The Red Pony
"He needs a good currying," his father said, "and if I ever hear of you not feeding him or leaving his stall dirty, I'll sell him off in a minute." (1.37)
The pony's eyes glittered, and he edged around into kicking position. But Jody touched him on the shoulder and rubbed his high arched neck as he had always seen Billy Buck do, and he crooned, "So-o-o, boy," in a deep voice. The pony gradually relaxed his tenseness. Jody curried and brushed until a pile of dead hair lay in the stall and until the pony's coat had taken on a deep red shine. Each time he finished he thought it might have been done better. He braided the mane into a dozen little pigtails, and he braided the forelock, and then he undid them and brushed the hair out straight again. (1.58)
Jody looked reproachfully at Billy Buck and Billy felt guilty.
"You said it wouldn't rain," Jody accused him.
Billy looked away. "It's hard to tell, this time of year," he said, but his excuse was lame.

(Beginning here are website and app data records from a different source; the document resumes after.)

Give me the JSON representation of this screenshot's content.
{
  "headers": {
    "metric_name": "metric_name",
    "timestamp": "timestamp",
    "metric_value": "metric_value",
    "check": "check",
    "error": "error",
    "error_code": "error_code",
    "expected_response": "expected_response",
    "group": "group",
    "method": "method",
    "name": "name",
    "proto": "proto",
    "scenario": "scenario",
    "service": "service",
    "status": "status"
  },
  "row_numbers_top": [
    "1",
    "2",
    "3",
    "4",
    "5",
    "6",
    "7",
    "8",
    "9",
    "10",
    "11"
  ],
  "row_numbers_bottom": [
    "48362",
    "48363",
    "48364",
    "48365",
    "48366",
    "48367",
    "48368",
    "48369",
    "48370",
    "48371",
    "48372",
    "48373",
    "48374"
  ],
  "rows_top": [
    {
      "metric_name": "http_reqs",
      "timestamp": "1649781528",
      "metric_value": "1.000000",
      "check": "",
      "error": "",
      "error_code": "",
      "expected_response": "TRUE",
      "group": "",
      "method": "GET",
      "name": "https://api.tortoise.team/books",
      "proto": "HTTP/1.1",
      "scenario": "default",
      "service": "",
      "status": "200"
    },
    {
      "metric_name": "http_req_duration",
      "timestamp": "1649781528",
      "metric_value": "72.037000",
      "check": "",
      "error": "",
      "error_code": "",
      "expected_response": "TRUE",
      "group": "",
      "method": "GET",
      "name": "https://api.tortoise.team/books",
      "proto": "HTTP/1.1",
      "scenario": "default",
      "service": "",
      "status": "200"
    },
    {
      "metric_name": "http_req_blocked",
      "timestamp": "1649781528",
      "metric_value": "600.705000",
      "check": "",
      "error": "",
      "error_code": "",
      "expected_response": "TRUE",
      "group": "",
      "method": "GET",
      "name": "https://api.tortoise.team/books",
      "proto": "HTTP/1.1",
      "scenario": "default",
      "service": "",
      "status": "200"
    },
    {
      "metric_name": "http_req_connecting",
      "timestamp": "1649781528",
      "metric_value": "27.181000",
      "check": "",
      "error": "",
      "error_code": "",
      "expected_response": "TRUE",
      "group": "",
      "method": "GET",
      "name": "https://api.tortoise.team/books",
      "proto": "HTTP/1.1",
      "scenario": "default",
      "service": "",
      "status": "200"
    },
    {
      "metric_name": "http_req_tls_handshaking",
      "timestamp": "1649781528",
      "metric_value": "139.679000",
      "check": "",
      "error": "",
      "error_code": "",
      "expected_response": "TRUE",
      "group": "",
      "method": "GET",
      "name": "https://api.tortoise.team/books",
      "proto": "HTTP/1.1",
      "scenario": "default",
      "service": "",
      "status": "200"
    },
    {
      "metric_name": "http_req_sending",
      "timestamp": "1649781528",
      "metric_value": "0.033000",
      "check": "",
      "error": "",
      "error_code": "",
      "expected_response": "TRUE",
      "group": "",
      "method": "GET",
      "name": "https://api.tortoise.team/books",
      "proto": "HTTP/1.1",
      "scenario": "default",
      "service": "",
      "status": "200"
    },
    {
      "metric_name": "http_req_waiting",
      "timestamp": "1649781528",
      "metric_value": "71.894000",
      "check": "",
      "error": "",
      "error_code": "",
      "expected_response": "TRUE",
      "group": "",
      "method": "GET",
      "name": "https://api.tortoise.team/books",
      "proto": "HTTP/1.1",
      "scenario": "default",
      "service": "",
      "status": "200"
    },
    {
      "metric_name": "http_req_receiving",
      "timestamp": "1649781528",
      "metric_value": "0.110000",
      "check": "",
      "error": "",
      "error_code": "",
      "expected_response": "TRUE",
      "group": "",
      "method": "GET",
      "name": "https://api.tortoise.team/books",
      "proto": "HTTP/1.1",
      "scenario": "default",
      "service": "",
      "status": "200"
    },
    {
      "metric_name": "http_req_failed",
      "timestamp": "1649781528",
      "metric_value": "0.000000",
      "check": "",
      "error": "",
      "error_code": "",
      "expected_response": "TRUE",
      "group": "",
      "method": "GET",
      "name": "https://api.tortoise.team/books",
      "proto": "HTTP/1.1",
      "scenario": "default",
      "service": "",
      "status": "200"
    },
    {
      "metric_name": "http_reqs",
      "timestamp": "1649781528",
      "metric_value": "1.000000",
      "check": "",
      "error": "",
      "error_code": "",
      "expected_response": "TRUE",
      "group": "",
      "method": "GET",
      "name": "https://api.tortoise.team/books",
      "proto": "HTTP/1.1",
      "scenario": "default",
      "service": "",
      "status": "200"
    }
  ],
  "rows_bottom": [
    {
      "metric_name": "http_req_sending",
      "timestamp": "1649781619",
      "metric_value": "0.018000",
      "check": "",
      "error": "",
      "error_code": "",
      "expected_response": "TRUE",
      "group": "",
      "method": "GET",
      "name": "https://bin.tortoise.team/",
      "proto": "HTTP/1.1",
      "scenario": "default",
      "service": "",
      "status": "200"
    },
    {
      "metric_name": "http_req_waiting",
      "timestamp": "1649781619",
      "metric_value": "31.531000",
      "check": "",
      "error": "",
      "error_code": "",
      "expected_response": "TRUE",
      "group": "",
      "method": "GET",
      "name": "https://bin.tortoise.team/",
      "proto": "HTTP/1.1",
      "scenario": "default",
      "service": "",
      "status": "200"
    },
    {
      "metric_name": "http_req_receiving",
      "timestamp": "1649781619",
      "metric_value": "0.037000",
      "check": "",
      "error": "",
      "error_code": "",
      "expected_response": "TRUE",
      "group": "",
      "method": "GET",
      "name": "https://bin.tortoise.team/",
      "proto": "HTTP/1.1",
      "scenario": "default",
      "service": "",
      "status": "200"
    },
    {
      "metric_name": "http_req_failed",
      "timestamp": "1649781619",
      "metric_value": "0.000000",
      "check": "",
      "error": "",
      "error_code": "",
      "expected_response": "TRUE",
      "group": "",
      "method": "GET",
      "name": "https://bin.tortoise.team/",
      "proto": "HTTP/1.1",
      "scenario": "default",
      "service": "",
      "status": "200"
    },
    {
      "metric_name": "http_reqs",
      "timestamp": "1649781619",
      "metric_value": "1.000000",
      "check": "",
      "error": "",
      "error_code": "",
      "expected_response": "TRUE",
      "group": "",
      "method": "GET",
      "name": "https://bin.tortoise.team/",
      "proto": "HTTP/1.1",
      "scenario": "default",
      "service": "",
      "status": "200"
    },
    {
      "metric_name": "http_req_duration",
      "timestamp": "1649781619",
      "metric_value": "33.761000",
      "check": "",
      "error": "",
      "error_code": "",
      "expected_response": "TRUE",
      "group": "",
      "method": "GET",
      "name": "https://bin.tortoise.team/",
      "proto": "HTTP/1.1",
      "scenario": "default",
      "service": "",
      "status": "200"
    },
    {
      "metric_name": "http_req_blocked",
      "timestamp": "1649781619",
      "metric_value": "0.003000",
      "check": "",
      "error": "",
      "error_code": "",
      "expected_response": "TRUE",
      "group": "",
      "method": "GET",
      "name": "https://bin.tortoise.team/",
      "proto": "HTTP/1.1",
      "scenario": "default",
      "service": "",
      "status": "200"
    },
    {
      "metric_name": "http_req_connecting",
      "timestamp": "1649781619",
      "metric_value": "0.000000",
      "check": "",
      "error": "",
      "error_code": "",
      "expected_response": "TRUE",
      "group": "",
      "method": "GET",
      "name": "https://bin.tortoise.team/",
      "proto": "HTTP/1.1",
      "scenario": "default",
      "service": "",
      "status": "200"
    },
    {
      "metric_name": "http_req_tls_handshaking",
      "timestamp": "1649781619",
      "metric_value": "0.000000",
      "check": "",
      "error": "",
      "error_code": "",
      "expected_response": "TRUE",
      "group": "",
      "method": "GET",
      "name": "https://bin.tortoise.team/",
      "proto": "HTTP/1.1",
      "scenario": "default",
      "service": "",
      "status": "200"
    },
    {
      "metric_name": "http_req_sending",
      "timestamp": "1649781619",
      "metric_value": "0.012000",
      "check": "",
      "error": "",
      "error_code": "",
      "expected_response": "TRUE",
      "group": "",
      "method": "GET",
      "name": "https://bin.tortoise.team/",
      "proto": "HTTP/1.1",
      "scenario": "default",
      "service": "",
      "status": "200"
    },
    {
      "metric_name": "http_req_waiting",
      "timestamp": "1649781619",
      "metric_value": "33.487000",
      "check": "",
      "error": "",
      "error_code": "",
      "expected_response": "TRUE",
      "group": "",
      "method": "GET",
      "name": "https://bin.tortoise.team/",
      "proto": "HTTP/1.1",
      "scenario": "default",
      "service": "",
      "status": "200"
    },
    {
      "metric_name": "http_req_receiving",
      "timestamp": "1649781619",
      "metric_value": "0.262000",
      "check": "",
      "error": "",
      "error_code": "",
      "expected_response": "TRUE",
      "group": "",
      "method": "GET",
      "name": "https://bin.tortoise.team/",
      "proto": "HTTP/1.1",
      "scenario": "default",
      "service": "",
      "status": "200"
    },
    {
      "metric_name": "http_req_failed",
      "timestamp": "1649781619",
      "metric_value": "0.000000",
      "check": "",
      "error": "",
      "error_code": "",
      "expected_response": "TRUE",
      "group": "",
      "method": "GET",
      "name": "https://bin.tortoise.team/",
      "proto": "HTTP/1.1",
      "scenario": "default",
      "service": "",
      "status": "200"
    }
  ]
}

He had no right to be fallible, and he knew it.
"The pony got wet, got soaked through."
"Did you dry him off?"
"I rubbed him with a sack and I gave him hot grain."
Billy nodded in agreement.
"Do you think he'll take cold, Billy?"
"A little rain never hurt anything," Billy assured him. (1.104-1.112)